▸ **REQUIREMENT**: Down to the final line, write out the material beneath exactly, without pictures.

▸ **INFORMATION PROVIDED**:
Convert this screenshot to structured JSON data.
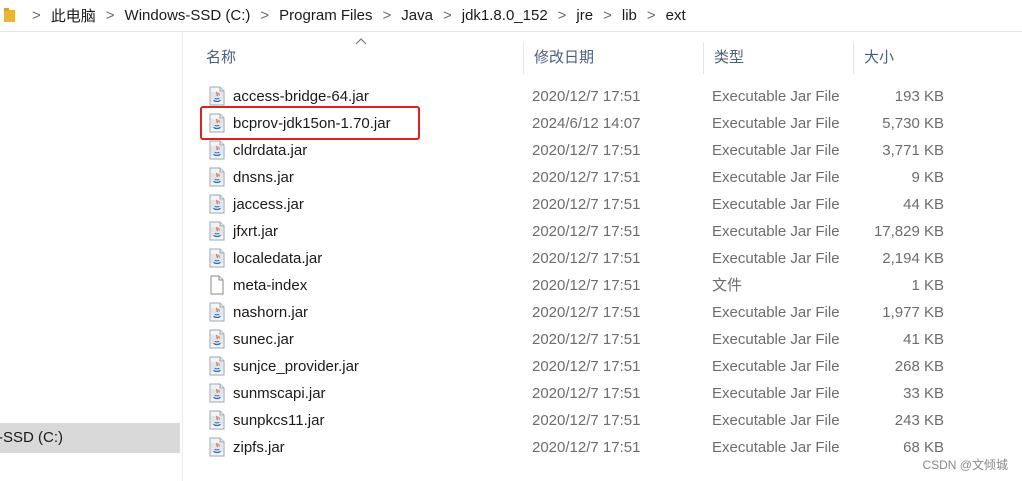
{
  "breadcrumb": [
    "此电脑",
    "Windows-SSD (C:)",
    "Program Files",
    "Java",
    "jdk1.8.0_152",
    "jre",
    "lib",
    "ext"
  ],
  "breadcrumb_separator": ">",
  "nav": {
    "selected_item": "-SSD (C:)"
  },
  "columns": {
    "name": "名称",
    "date": "修改日期",
    "type": "类型",
    "size": "大小"
  },
  "files": [
    {
      "name": "access-bridge-64.jar",
      "date": "2020/12/7 17:51",
      "type": "Executable Jar File",
      "size": "193 KB",
      "icon": "java-jar-icon"
    },
    {
      "name": "bcprov-jdk15on-1.70.jar",
      "date": "2024/6/12 14:07",
      "type": "Executable Jar File",
      "size": "5,730 KB",
      "icon": "java-jar-icon"
    },
    {
      "name": "cldrdata.jar",
      "date": "2020/12/7 17:51",
      "type": "Executable Jar File",
      "size": "3,771 KB",
      "icon": "java-jar-icon"
    },
    {
      "name": "dnsns.jar",
      "date": "2020/12/7 17:51",
      "type": "Executable Jar File",
      "size": "9 KB",
      "icon": "java-jar-icon"
    },
    {
      "name": "jaccess.jar",
      "date": "2020/12/7 17:51",
      "type": "Executable Jar File",
      "size": "44 KB",
      "icon": "java-jar-icon"
    },
    {
      "name": "jfxrt.jar",
      "date": "2020/12/7 17:51",
      "type": "Executable Jar File",
      "size": "17,829 KB",
      "icon": "java-jar-icon"
    },
    {
      "name": "localedata.jar",
      "date": "2020/12/7 17:51",
      "type": "Executable Jar File",
      "size": "2,194 KB",
      "icon": "java-jar-icon"
    },
    {
      "name": "meta-index",
      "date": "2020/12/7 17:51",
      "type": "文件",
      "size": "1 KB",
      "icon": "blank-file-icon"
    },
    {
      "name": "nashorn.jar",
      "date": "2020/12/7 17:51",
      "type": "Executable Jar File",
      "size": "1,977 KB",
      "icon": "java-jar-icon"
    },
    {
      "name": "sunec.jar",
      "date": "2020/12/7 17:51",
      "type": "Executable Jar File",
      "size": "41 KB",
      "icon": "java-jar-icon"
    },
    {
      "name": "sunjce_provider.jar",
      "date": "2020/12/7 17:51",
      "type": "Executable Jar File",
      "size": "268 KB",
      "icon": "java-jar-icon"
    },
    {
      "name": "sunmscapi.jar",
      "date": "2020/12/7 17:51",
      "type": "Executable Jar File",
      "size": "33 KB",
      "icon": "java-jar-icon"
    },
    {
      "name": "sunpkcs11.jar",
      "date": "2020/12/7 17:51",
      "type": "Executable Jar File",
      "size": "243 KB",
      "icon": "java-jar-icon"
    },
    {
      "name": "zipfs.jar",
      "date": "2020/12/7 17:51",
      "type": "Executable Jar File",
      "size": "68 KB",
      "icon": "java-jar-icon"
    }
  ],
  "highlight_color": "#e02020",
  "watermark": "CSDN @文倾城"
}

▸ **WRITTEN REPLY**:
Convert this screenshot to structured JSON data.
{
  "breadcrumb": [
    "此电脑",
    "Windows-SSD (C:)",
    "Program Files",
    "Java",
    "jdk1.8.0_152",
    "jre",
    "lib",
    "ext"
  ],
  "breadcrumb_separator": ">",
  "nav": {
    "selected_item": "-SSD (C:)"
  },
  "columns": {
    "name": "名称",
    "date": "修改日期",
    "type": "类型",
    "size": "大小"
  },
  "files": [
    {
      "name": "access-bridge-64.jar",
      "date": "2020/12/7 17:51",
      "type": "Executable Jar File",
      "size": "193 KB",
      "icon": "java-jar-icon"
    },
    {
      "name": "bcprov-jdk15on-1.70.jar",
      "date": "2024/6/12 14:07",
      "type": "Executable Jar File",
      "size": "5,730 KB",
      "icon": "java-jar-icon"
    },
    {
      "name": "cldrdata.jar",
      "date": "2020/12/7 17:51",
      "type": "Executable Jar File",
      "size": "3,771 KB",
      "icon": "java-jar-icon"
    },
    {
      "name": "dnsns.jar",
      "date": "2020/12/7 17:51",
      "type": "Executable Jar File",
      "size": "9 KB",
      "icon": "java-jar-icon"
    },
    {
      "name": "jaccess.jar",
      "date": "2020/12/7 17:51",
      "type": "Executable Jar File",
      "size": "44 KB",
      "icon": "java-jar-icon"
    },
    {
      "name": "jfxrt.jar",
      "date": "2020/12/7 17:51",
      "type": "Executable Jar File",
      "size": "17,829 KB",
      "icon": "java-jar-icon"
    },
    {
      "name": "localedata.jar",
      "date": "2020/12/7 17:51",
      "type": "Executable Jar File",
      "size": "2,194 KB",
      "icon": "java-jar-icon"
    },
    {
      "name": "meta-index",
      "date": "2020/12/7 17:51",
      "type": "文件",
      "size": "1 KB",
      "icon": "blank-file-icon"
    },
    {
      "name": "nashorn.jar",
      "date": "2020/12/7 17:51",
      "type": "Executable Jar File",
      "size": "1,977 KB",
      "icon": "java-jar-icon"
    },
    {
      "name": "sunec.jar",
      "date": "2020/12/7 17:51",
      "type": "Executable Jar File",
      "size": "41 KB",
      "icon": "java-jar-icon"
    },
    {
      "name": "sunjce_provider.jar",
      "date": "2020/12/7 17:51",
      "type": "Executable Jar File",
      "size": "268 KB",
      "icon": "java-jar-icon"
    },
    {
      "name": "sunmscapi.jar",
      "date": "2020/12/7 17:51",
      "type": "Executable Jar File",
      "size": "33 KB",
      "icon": "java-jar-icon"
    },
    {
      "name": "sunpkcs11.jar",
      "date": "2020/12/7 17:51",
      "type": "Executable Jar File",
      "size": "243 KB",
      "icon": "java-jar-icon"
    },
    {
      "name": "zipfs.jar",
      "date": "2020/12/7 17:51",
      "type": "Executable Jar File",
      "size": "68 KB",
      "icon": "java-jar-icon"
    }
  ],
  "highlight_color": "#e02020",
  "watermark": "CSDN @文倾城"
}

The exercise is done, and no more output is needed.